Spiral of Inquiry

Inquiry is about being open to new learning and taking informed action.
The Spiral of Inquiry is not an initiative – it is a way of professional being.

The Spiral of Inquiry assists network schools in taking an inquiry-oriented, evidence-based approach to learning and teaching — one that focuses on making the education system more equitable through the provision of high quality learning opportunities for all young people.

The Spiral of Inquiry has six key stages: scanning, focusing, developing a hunch, new professional learning, taking action and checking that a big enough difference has been made. At each stage in the spiral, three questions are asked: What is going on for our learners? How do we know? and Why does this matter?

The Spiral of Inquiry is about listening to learners and reflecting on our own practices as educators. The spiral image captures the nature of inquiry – a continuous process and not a fixed cycle. The six key stages in the framework help school teams take a disciplined approach to professional inquiry, but inevitably, the true process will be messy and you will move between the stages as needed. The spiral is never complete – new learning always brings about new questions, ways of knowing and new opportunities for our learners.

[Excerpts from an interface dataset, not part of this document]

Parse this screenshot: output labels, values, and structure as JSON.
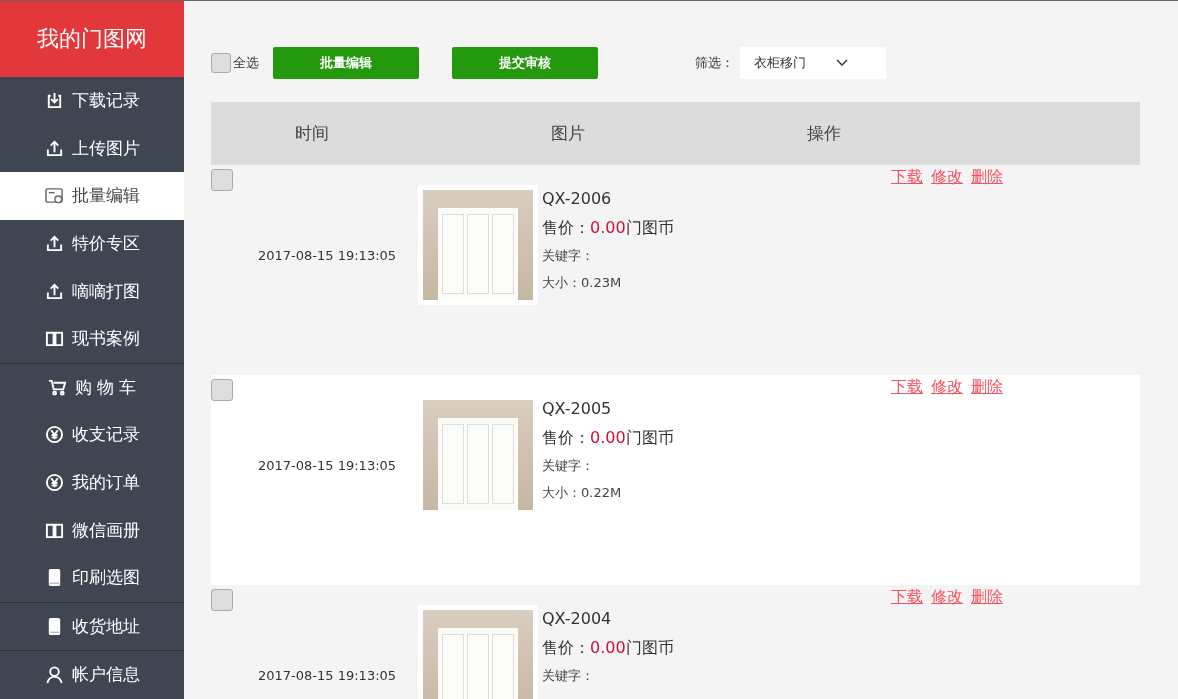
{
  "logo": "我的门图网",
  "sidebar": {
    "sections": [
      {
        "items": [
          {
            "label": "下载记录",
            "selected": false
          },
          {
            "label": "上传图片",
            "selected": false
          },
          {
            "label": "批量编辑",
            "selected": true
          },
          {
            "label": "特价专区",
            "selected": false
          },
          {
            "label": "嘀嘀打图",
            "selected": false
          },
          {
            "label": "现书案例",
            "selected": false
          }
        ]
      },
      {
        "items": [
          {
            "label": "购 物 车",
            "selected": false
          },
          {
            "label": "收支记录",
            "selected": false
          },
          {
            "label": "我的订单",
            "selected": false
          },
          {
            "label": "微信画册",
            "selected": false
          },
          {
            "label": "印刷选图",
            "selected": false
          }
        ]
      },
      {
        "items": [
          {
            "label": "收货地址",
            "selected": false
          }
        ]
      },
      {
        "items": [
          {
            "label": "帐户信息",
            "selected": false
          }
        ]
      }
    ]
  },
  "toolbar": {
    "select_all": {
      "label": "全选",
      "checked": false
    },
    "buttons": [
      "批量编辑",
      "提交审核"
    ],
    "filter": {
      "label": "筛选：",
      "value": "衣柜移门"
    }
  },
  "table": {
    "columns": [
      "时间",
      "图片",
      "操作"
    ],
    "rows": [
      {
        "checked": false,
        "time": "2017-08-15 19:13:05",
        "code": "QX-2006",
        "price_label": "售价：",
        "price": "0.00",
        "price_unit": "门图币",
        "keywords": "关键字：",
        "size": "大小：0.23M",
        "actions": [
          "下载",
          "修改",
          "删除"
        ]
      },
      {
        "checked": false,
        "time": "2017-08-15 19:13:05",
        "code": "QX-2005",
        "price_label": "售价：",
        "price": "0.00",
        "price_unit": "门图币",
        "keywords": "关键字：",
        "size": "大小：0.22M",
        "actions": [
          "下载",
          "修改",
          "删除"
        ]
      },
      {
        "checked": false,
        "time": "2017-08-15 19:13:05",
        "code": "QX-2004",
        "price_label": "售价：",
        "price": "0.00",
        "price_unit": "门图币",
        "keywords": "关键字：",
        "actions": [
          "下载",
          "修改",
          "删除"
        ]
      }
    ]
  }
}
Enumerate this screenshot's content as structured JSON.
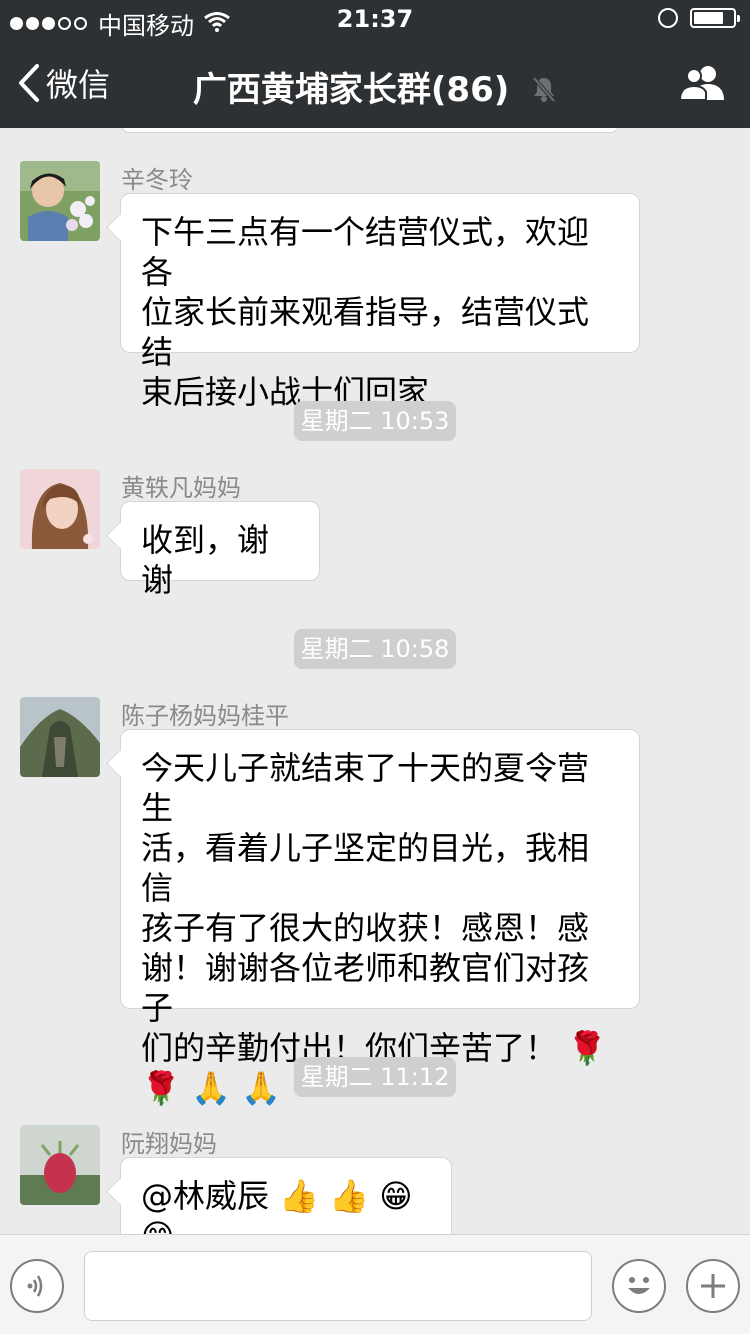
{
  "status_bar": {
    "carrier": "中国移动",
    "time": "21:37",
    "battery_level": 0.75
  },
  "nav": {
    "back_label": "微信",
    "title": "广西黄埔家长群(86)"
  },
  "messages": [
    {
      "sender": "辛冬玲",
      "text": "下午三点有一个结营仪式，欢迎各位家长前来观看指导，结营仪式结束后接小战士们回家",
      "lines": [
        "下午三点有一个结营仪式，欢迎各",
        "位家长前来观看指导，结营仪式结",
        "束后接小战士们回家"
      ]
    },
    {
      "timestamp": "星期二 10:53",
      "sender": "黄轶凡妈妈",
      "text": "收到，谢谢"
    },
    {
      "timestamp": "星期二 10:58",
      "sender": "陈子杨妈妈桂平",
      "lines": [
        "今天儿子就结束了十天的夏令营生",
        "活，看着儿子坚定的目光，我相信",
        "孩子有了很大的收获！感恩！感",
        "谢！谢谢各位老师和教官们对孩子",
        "们的辛勤付出！你们辛苦了！"
      ],
      "emojis_line5": "🌹",
      "emojis_line6": "🌹 🙏 🙏"
    },
    {
      "timestamp": "星期二 11:12",
      "sender": "阮翔妈妈",
      "text": "@林威辰",
      "emojis": "👍 👍 😁 😁"
    }
  ],
  "input_bar": {
    "voice_icon": "voice-icon",
    "emoji_icon": "emoji-icon",
    "plus_icon": "plus-icon"
  },
  "colors": {
    "nav_bg": "#2e3133",
    "chat_bg": "#ebebeb",
    "timestamp_bg": "#cfcfcf"
  }
}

These two key resources will help your school get started and stay focused:

The Spirals of Inquiry: for equity and quality (2013) handbook offers specific inquiry tools, research evidence and examples from practice in BC schools. It presents an approachable and yet innovative framework for inquiry that is influencing schools and districts across BC and in other parts of the world. Proceeds from book sales go directly to inquiring schools. For information on how to order, click here.

The Spiral Playbook (2017) is a condensed, plain language version of Spirals of Inquiry and tells of the work of many educators in BC and the Yukon. It is also a fundraiser for the Aboriginal Enhancement Schools Network. You can obtain copies by contacting Jennifer at the BCPVPA offices. All proceeds go to educator leadership in developing Indigenous world views through small grants to schools.